Segment Start: Provided data

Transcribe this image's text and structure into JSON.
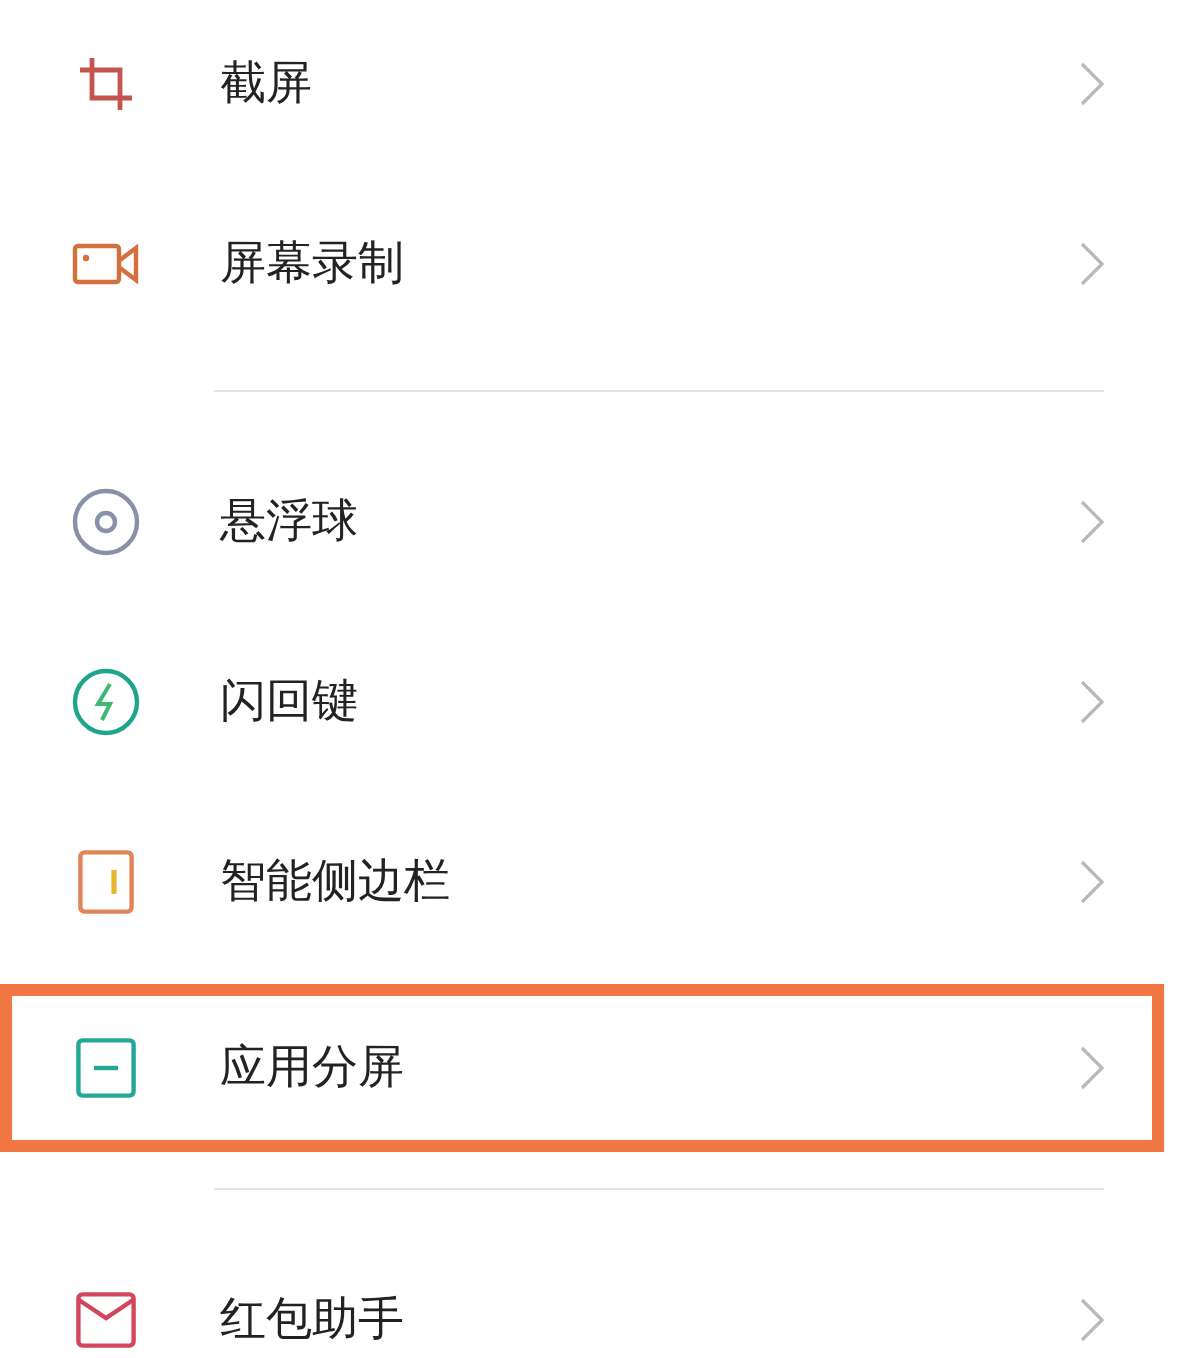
{
  "groups": [
    {
      "items": [
        {
          "kind": "crop",
          "label": "截屏",
          "highlighted": false
        },
        {
          "kind": "record",
          "label": "屏幕录制",
          "highlighted": false
        }
      ]
    },
    {
      "items": [
        {
          "kind": "ball",
          "label": "悬浮球",
          "highlighted": false
        },
        {
          "kind": "flash",
          "label": "闪回键",
          "highlighted": false
        },
        {
          "kind": "sidebar",
          "label": "智能侧边栏",
          "highlighted": false
        },
        {
          "kind": "split",
          "label": "应用分屏",
          "highlighted": true
        }
      ]
    },
    {
      "items": [
        {
          "kind": "envelope",
          "label": "红包助手",
          "highlighted": false
        }
      ]
    }
  ]
}
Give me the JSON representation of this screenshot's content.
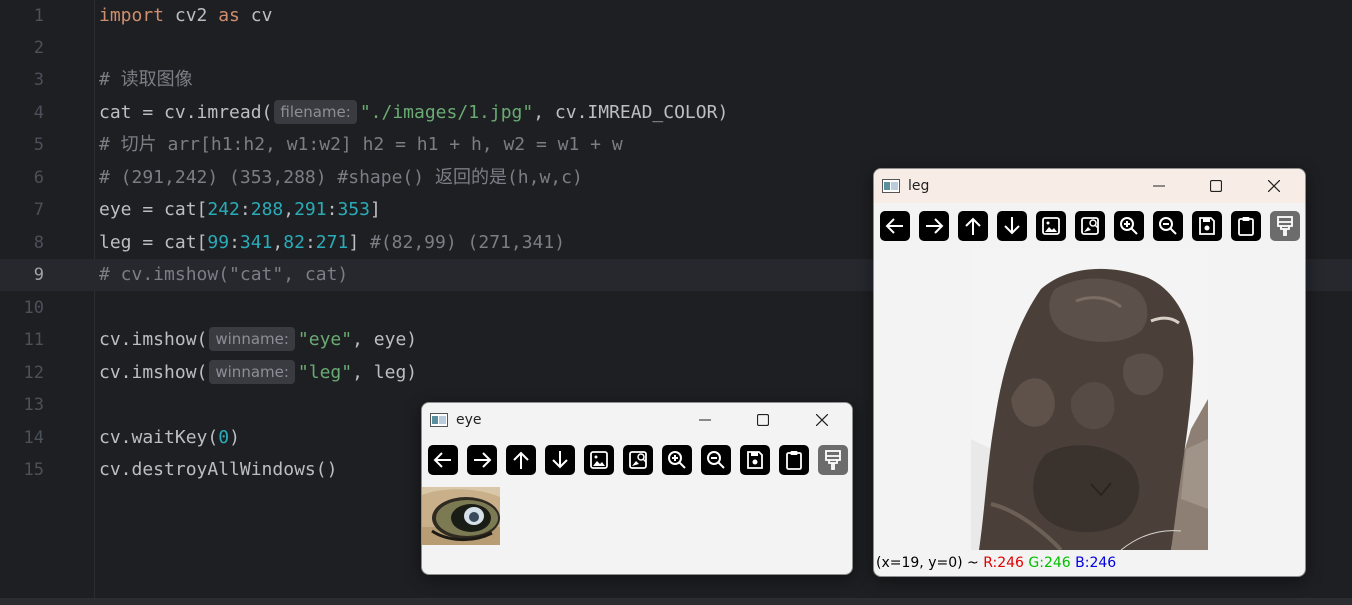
{
  "editor": {
    "lines": [
      {
        "n": "1"
      },
      {
        "n": "2"
      },
      {
        "n": "3"
      },
      {
        "n": "4"
      },
      {
        "n": "5"
      },
      {
        "n": "6"
      },
      {
        "n": "7"
      },
      {
        "n": "8"
      },
      {
        "n": "9"
      },
      {
        "n": "10"
      },
      {
        "n": "11"
      },
      {
        "n": "12"
      },
      {
        "n": "13"
      },
      {
        "n": "14"
      },
      {
        "n": "15"
      }
    ],
    "current_line": "9",
    "code": {
      "l1": {
        "kw1": "import",
        "t1": " cv2 ",
        "kw2": "as",
        "t2": " cv"
      },
      "l3": {
        "cmt": "# 读取图像"
      },
      "l4": {
        "t1": "cat = cv.imread(",
        "hint": "filename:",
        "str": "\"./images/1.jpg\"",
        "t2": ", cv.IMREAD_COLOR)"
      },
      "l5": {
        "cmt": "# 切片 arr[h1:h2, w1:w2] h2 = h1 + h, w2 = w1 + w"
      },
      "l6": {
        "cmt": "# (291,242) (353,288) #shape() 返回的是(h,w,c)"
      },
      "l7": {
        "t1": "eye = cat[",
        "n1": "242",
        "c1": ":",
        "n2": "288",
        "c2": ",",
        "n3": "291",
        "c3": ":",
        "n4": "353",
        "t2": "]"
      },
      "l8": {
        "t1": "leg = cat[",
        "n1": "99",
        "c1": ":",
        "n2": "341",
        "c2": ",",
        "n3": "82",
        "c3": ":",
        "n4": "271",
        "t2": "] ",
        "cmt": "#(82,99) (271,341)"
      },
      "l9": {
        "cmt": "# cv.imshow(\"cat\", cat)"
      },
      "l11": {
        "t1": "cv.imshow(",
        "hint": "winname:",
        "str": "\"eye\"",
        "t2": ", eye)"
      },
      "l12": {
        "t1": "cv.imshow(",
        "hint": "winname:",
        "str": "\"leg\"",
        "t2": ", leg)"
      },
      "l14": {
        "t1": "cv.waitKey(",
        "num": "0",
        "t2": ")"
      },
      "l15": {
        "t1": "cv.destroyAllWindows()"
      }
    }
  },
  "windows": {
    "eye": {
      "title": "eye"
    },
    "leg": {
      "title": "leg",
      "status": {
        "coords": "(x=19, y=0) ~ ",
        "r": "R:246",
        "g": "G:246",
        "b": "B:246"
      }
    }
  },
  "toolbar_icons": [
    "arrow-left-icon",
    "arrow-right-icon",
    "arrow-up-icon",
    "arrow-down-icon",
    "image-icon",
    "image-zoom-icon",
    "zoom-in-icon",
    "zoom-out-icon",
    "save-icon",
    "clipboard-icon",
    "paintbrush-icon"
  ],
  "colors": {
    "editor_bg": "#1e1f22",
    "keyword": "#cf8e6d",
    "string": "#6aab73",
    "number": "#2aacb8",
    "comment": "#7a7e85",
    "text": "#bcbec4"
  }
}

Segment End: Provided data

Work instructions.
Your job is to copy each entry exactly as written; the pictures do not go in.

Written solution.
Transcribe this image's text and structure into JSON.
{
  "groups": [
    {
      "items": [
        {
          "kind": "crop",
          "label": "截屏",
          "highlighted": false
        },
        {
          "kind": "record",
          "label": "屏幕录制",
          "highlighted": false
        }
      ]
    },
    {
      "items": [
        {
          "kind": "ball",
          "label": "悬浮球",
          "highlighted": false
        },
        {
          "kind": "flash",
          "label": "闪回键",
          "highlighted": false
        },
        {
          "kind": "sidebar",
          "label": "智能侧边栏",
          "highlighted": false
        },
        {
          "kind": "split",
          "label": "应用分屏",
          "highlighted": true
        }
      ]
    },
    {
      "items": [
        {
          "kind": "envelope",
          "label": "红包助手",
          "highlighted": false
        }
      ]
    }
  ]
}
Give me the JSON representation of this screenshot's content.
{
  "editor": {
    "lines": [
      {
        "n": "1"
      },
      {
        "n": "2"
      },
      {
        "n": "3"
      },
      {
        "n": "4"
      },
      {
        "n": "5"
      },
      {
        "n": "6"
      },
      {
        "n": "7"
      },
      {
        "n": "8"
      },
      {
        "n": "9"
      },
      {
        "n": "10"
      },
      {
        "n": "11"
      },
      {
        "n": "12"
      },
      {
        "n": "13"
      },
      {
        "n": "14"
      },
      {
        "n": "15"
      }
    ],
    "current_line": "9",
    "code": {
      "l1": {
        "kw1": "import",
        "t1": " cv2 ",
        "kw2": "as",
        "t2": " cv"
      },
      "l3": {
        "cmt": "# 读取图像"
      },
      "l4": {
        "t1": "cat = cv.imread(",
        "hint": "filename:",
        "str": "\"./images/1.jpg\"",
        "t2": ", cv.IMREAD_COLOR)"
      },
      "l5": {
        "cmt": "# 切片 arr[h1:h2, w1:w2] h2 = h1 + h, w2 = w1 + w"
      },
      "l6": {
        "cmt": "# (291,242) (353,288) #shape() 返回的是(h,w,c)"
      },
      "l7": {
        "t1": "eye = cat[",
        "n1": "242",
        "c1": ":",
        "n2": "288",
        "c2": ",",
        "n3": "291",
        "c3": ":",
        "n4": "353",
        "t2": "]"
      },
      "l8": {
        "t1": "leg = cat[",
        "n1": "99",
        "c1": ":",
        "n2": "341",
        "c2": ",",
        "n3": "82",
        "c3": ":",
        "n4": "271",
        "t2": "] ",
        "cmt": "#(82,99) (271,341)"
      },
      "l9": {
        "cmt": "# cv.imshow(\"cat\", cat)"
      },
      "l11": {
        "t1": "cv.imshow(",
        "hint": "winname:",
        "str": "\"eye\"",
        "t2": ", eye)"
      },
      "l12": {
        "t1": "cv.imshow(",
        "hint": "winname:",
        "str": "\"leg\"",
        "t2": ", leg)"
      },
      "l14": {
        "t1": "cv.waitKey(",
        "num": "0",
        "t2": ")"
      },
      "l15": {
        "t1": "cv.destroyAllWindows()"
      }
    }
  },
  "windows": {
    "eye": {
      "title": "eye"
    },
    "leg": {
      "title": "leg",
      "status": {
        "coords": "(x=19, y=0) ~ ",
        "r": "R:246",
        "g": "G:246",
        "b": "B:246"
      }
    }
  },
  "toolbar_icons": [
    "arrow-left-icon",
    "arrow-right-icon",
    "arrow-up-icon",
    "arrow-down-icon",
    "image-icon",
    "image-zoom-icon",
    "zoom-in-icon",
    "zoom-out-icon",
    "save-icon",
    "clipboard-icon",
    "paintbrush-icon"
  ],
  "colors": {
    "editor_bg": "#1e1f22",
    "keyword": "#cf8e6d",
    "string": "#6aab73",
    "number": "#2aacb8",
    "comment": "#7a7e85",
    "text": "#bcbec4"
  }
}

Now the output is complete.